Harlequin

Projects Series

No one will identify über-model Karlie Kloss in this color pencil sketch – but then the same could be said in Tim Walker’s photograph of her, taken for a British Vogue fashion editorial back in 2010. That’s alright, as that wasn’t my aim.

And when I returned to using my own hand in my art, I hadn’t intended to focus a whole lot on mastering figure drawing. [Nor did I intend to use color pencils all that much!] Yet between this extraordinary pose and vibrant greens, I just couldn’t resist the challenge.

Colored pencil sketch of a Tim Walker photo depicting Karlie Kloss, who is dressed in ruffled green outfit and has her face painted as a harlequin.

Harlequin

Aerialist Trio

Brushwork

Right before posting I have a great temptation to change the title of this painting to “The Three Muses” – or, “The Three Graces”.  Truthfully? I haven’t got the whole “Gods and Goddesses” background to pull it off. Not to mention that the costume designs were inspired by an era when The Flapper was all the rage…

This gouache painting measures approximately 10.5” x 8.5”.

Three female aerialists on swings are wearing costumes that were inspired by the Flapper look of the 1920s.

Aerialist Trio

 

 

 

“Solange”

Brushwork

The gown. That hair! Solange, that is. And with such an already musical name like that, why call this anything else? The source of it all can be seen on Elle.

I used some metallic watercolors for this 9″ x 12″ painting – a size which exceeds my scanning bed. The glint of the metallic gets lost on a monitor but I’m happy enough with the outcome here.

watercolor painting of a gown designed by Issey Miyake with only the model's hair featured behind the gown

Solange

A Return to the Diaphanous Series

Brushwork, Projects Series

In this painting, I have photographer Jorge Badura to thank. Harper’s Bazaar, in their November 2016 issue, called in Badura to photograph an editorial that had featured a group of fantastic, skyscraper scaling, aerialists who took to the skies while dressed in haut coutures.

Hence the title: Diaphanous Scaling [“Gelato” painting, 14″ x 10″]

A Gelatos medium painting featuring billowy skirts in hues of gold and orange that are set against a blue sky

Diaphanous Scaling

Cavalli Captured in “Free Fall”

Brushwork

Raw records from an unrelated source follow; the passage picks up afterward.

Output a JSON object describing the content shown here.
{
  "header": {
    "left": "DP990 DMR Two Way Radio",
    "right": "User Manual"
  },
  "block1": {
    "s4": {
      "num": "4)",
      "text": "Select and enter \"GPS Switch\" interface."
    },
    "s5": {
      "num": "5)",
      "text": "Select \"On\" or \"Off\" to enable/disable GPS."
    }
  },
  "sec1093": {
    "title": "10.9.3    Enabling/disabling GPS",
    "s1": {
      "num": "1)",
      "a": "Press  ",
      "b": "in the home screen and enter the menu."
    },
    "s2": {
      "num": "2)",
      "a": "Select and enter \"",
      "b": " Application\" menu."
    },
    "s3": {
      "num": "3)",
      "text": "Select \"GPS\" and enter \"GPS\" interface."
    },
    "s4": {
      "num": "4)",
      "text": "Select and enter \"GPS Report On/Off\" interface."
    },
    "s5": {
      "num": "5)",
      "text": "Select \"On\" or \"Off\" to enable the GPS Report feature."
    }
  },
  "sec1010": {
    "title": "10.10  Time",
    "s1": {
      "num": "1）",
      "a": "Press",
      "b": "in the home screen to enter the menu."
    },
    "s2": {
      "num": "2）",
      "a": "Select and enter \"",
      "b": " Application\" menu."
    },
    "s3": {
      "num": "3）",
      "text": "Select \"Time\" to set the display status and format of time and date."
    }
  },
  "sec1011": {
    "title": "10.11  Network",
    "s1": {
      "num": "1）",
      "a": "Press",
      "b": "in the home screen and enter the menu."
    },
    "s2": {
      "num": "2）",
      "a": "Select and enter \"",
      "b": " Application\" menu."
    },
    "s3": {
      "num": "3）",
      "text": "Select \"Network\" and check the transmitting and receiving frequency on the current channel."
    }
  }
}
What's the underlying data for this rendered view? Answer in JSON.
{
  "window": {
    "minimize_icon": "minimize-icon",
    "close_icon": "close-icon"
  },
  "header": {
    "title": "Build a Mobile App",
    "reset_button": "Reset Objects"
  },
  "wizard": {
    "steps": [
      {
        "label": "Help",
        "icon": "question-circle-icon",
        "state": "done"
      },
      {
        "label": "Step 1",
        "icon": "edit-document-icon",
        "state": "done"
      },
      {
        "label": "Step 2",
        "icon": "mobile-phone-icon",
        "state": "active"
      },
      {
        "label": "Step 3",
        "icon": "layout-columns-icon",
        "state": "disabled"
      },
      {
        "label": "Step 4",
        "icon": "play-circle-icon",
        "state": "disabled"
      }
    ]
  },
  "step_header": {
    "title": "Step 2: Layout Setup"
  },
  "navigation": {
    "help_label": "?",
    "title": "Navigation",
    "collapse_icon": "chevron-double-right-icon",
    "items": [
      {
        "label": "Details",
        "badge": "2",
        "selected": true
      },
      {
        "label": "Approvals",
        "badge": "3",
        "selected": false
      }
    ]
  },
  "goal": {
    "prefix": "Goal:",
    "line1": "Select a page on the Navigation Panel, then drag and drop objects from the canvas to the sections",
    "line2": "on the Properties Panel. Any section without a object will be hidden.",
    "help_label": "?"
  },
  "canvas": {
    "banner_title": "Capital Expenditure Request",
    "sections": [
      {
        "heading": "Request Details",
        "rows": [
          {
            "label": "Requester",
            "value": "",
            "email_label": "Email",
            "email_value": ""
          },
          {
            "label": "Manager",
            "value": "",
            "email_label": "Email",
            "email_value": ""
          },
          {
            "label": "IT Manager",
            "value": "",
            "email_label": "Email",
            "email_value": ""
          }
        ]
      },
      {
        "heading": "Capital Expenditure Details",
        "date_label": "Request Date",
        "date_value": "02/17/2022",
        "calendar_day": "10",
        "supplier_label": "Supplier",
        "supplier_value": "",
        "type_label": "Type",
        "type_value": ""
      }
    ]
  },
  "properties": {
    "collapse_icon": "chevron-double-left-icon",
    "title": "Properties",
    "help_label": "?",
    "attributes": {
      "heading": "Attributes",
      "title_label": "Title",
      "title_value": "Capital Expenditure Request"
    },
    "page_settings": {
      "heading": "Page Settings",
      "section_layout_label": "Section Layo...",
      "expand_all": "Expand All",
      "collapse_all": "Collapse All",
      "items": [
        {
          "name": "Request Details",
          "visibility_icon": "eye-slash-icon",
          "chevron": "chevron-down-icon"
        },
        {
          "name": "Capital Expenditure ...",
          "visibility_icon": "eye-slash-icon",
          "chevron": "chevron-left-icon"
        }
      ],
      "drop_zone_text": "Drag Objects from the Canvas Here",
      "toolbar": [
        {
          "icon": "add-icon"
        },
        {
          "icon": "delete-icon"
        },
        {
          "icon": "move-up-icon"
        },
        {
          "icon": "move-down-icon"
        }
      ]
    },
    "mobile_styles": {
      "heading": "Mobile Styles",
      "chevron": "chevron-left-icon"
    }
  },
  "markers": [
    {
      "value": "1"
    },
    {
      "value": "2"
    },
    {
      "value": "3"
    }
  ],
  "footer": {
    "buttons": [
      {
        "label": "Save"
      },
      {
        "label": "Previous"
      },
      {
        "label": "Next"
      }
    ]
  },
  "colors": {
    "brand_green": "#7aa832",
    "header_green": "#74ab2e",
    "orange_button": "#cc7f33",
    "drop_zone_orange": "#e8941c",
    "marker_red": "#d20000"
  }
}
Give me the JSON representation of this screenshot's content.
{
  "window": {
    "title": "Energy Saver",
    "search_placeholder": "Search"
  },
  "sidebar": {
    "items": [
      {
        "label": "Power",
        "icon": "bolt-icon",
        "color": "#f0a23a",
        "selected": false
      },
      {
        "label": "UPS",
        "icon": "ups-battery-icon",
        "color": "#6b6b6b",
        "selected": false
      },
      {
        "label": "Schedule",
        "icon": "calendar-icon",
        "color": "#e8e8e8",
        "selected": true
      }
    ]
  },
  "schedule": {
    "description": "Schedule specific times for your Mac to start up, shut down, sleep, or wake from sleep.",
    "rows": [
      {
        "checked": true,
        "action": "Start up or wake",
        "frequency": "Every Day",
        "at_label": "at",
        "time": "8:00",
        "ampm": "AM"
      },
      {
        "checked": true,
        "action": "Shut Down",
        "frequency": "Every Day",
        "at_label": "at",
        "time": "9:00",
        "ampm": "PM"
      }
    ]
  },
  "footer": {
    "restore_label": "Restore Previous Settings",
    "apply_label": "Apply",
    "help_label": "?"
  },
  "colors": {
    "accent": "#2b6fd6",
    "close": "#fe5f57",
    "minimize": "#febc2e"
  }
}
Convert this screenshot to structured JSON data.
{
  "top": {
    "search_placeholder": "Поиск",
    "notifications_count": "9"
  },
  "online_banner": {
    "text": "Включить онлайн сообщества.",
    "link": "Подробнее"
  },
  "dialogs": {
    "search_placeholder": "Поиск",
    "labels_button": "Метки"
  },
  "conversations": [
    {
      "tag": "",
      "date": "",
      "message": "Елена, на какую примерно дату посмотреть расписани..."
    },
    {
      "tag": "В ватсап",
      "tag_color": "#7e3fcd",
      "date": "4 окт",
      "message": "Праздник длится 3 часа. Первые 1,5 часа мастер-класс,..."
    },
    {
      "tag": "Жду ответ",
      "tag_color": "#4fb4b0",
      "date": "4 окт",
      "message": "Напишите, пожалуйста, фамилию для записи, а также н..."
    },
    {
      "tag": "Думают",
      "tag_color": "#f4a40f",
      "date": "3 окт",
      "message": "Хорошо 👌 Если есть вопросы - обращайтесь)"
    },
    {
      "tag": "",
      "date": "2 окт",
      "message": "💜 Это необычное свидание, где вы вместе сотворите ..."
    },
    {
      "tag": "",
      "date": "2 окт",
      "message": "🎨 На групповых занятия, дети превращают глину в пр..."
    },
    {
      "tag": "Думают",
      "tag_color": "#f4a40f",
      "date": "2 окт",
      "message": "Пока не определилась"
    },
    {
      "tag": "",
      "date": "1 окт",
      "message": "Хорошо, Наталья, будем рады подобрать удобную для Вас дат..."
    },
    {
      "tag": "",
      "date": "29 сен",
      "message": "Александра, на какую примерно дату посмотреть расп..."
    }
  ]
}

Rita Ora is featured within “Paper” magazine’s October issue, wearing a Roberto Cavalli dress – which in reality is what I would call a peacock-blue color. While Rita is a sensation, that Cavalli dress just had to taken for my Diaphanous series. And whatever the blue that it is, I rendered it instead in orange. The two alien objects depicted were taken from the same editorial [photographed by Nicolas Moore – no relation] are tracings from Rita’s zig zag bobby pinned crown.

cavalli dress painted in orange watercolors with two abstract elements

Free Fall

A Homage to Fashion Illustration

Brushwork

Many people without any artistic skills might view classic fashion illustrations as seemingly effortless to pull off. [When I say “classic”, David Downton comes to mind.] Those people would be so wrong. The key to creating a striking piece, I would say, has more to do with just the right amount of restraint. In this Gelatos medium image, which I call “Les Autres Femmes” [The Other Women], I’d be the first to say I didn’t nail it. And there is a story behind it – but that will remain my secret.

Les Autres Femmes

Les Autres Femmes

Diaphanous Ascent

Brushwork

For Sonia Rykiel’s Spring 2016 collection, Juergen Teller – a photographer who I’ve long considered as phenomenal – produced the looks for the ad campaign. In this gouache triptych, one of Rykiel’s dresses is duplicated. [In part in the top panel and in full, sans model Georgia May Jagger, in the bottom panel.] Floating between the top and bottom panels, a Balenciaga ruffled detail was used.

Gouache triptych with pronounced blues and greens, depicting interpreted designer wear.

Diaphanous Ascent